Villarreal, 28, has two children: 5-year-old daughter, Karla, and 3-year-old son, Deluca,

In her clip, which focused on Karla, Villarreal explained she wanted to give her daughter a name that she would never “outgrow.”

“I wanted the name to fit her as a baby, as a toddler, as a child and into adulthood,” Villarreal said. In her caption, she noted that she likes nicknames for younger kiddos.

"It doesn’t mean they will prefer it over their name as they get older," Villarreal wrote. "Just gives them options."

Villarreal elaborated while speaking with

"She won't get bullied for having the name Karla. And it also sounds professional," Villarreal says.

Laura Wattenberg, author of "The Baby Name Wizard" and creator of the website Namerology, says that there are no “bad” names, but some names are more flexible than others. For instance, names that have formal and informal versions (think Katherine/Kate/Kitty, or Alfred/Fred/Alfie) give options for different settings and personalities.
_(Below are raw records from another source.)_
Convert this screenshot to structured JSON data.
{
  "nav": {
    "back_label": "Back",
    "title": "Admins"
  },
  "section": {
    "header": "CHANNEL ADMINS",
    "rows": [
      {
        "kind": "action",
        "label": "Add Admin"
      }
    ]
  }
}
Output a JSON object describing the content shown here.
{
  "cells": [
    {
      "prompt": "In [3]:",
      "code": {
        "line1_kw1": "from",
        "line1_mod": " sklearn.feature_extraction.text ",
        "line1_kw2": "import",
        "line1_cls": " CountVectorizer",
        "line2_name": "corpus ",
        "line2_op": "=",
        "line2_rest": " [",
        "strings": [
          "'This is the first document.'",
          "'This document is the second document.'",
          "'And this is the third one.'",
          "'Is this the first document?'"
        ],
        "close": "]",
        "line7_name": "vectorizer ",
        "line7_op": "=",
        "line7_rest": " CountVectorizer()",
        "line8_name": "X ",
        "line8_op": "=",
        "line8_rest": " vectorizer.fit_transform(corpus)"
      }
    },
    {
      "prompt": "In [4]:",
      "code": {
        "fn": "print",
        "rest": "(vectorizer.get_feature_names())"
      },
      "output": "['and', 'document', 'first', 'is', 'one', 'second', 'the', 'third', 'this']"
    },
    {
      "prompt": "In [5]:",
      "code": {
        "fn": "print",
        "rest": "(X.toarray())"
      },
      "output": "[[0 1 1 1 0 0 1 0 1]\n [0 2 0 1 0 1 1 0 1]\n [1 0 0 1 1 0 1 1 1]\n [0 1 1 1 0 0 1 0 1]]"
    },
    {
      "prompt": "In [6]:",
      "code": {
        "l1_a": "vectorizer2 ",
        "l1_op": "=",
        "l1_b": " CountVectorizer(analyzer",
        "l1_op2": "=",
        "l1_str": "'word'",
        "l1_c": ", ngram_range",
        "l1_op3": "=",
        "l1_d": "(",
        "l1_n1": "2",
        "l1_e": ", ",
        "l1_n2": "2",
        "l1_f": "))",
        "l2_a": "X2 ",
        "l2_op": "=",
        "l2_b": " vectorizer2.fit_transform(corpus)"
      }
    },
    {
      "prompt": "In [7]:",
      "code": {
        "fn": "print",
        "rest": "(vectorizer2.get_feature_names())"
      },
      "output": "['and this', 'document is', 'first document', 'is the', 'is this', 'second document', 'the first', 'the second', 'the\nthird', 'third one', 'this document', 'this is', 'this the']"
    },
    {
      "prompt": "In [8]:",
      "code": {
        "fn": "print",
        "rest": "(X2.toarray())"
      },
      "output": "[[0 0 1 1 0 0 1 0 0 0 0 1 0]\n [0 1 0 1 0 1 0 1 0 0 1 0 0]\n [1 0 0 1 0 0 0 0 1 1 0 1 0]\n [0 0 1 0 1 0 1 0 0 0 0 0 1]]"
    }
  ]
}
Wattenberg says her heart goes out to the British influencers who were bashed for choosing the name Koazy. She says that the farther away you veer from traditional naming, the more controversial your choice will be.

Every 13-year-old hates their name, and every 25-year-old comes to appreciate their name.

Laura Wattenberg, author of "The Baby Name Wizard"

Wattenberg says parents shouldn't stress about giving kids a "professional" name. In many fields, she notes, including sales and politics, people often go by nicknames in order to sound more friendly and approachable.

Wattenberg also says you shouldn't try to pick a name your kid will appreciate.

"You can't predict what they're going to like," Wattenberg tells "Very often, we name our child with an image of what they will be like when they grow up — and any parent knows that kids can end up surprising you."

The good news is that names generally have a life path, according to Wattenberg.

"Every 13-year-old hates their name, and every 25-year-old comes to appreciate their name," she says. "Of course, some kids do resent their names. Some names do send signals that their parents did not intend."

Ultimately, Wattenberg advises parents, don’t worry about what others think, and choose a name that you love. And if you don't like a child's name? Keep that to yourself.

"My rule of thumb is, if you wouldn't tell a mother how ugly her child is, you shouldn't make fun of its name either," Wattenberg says.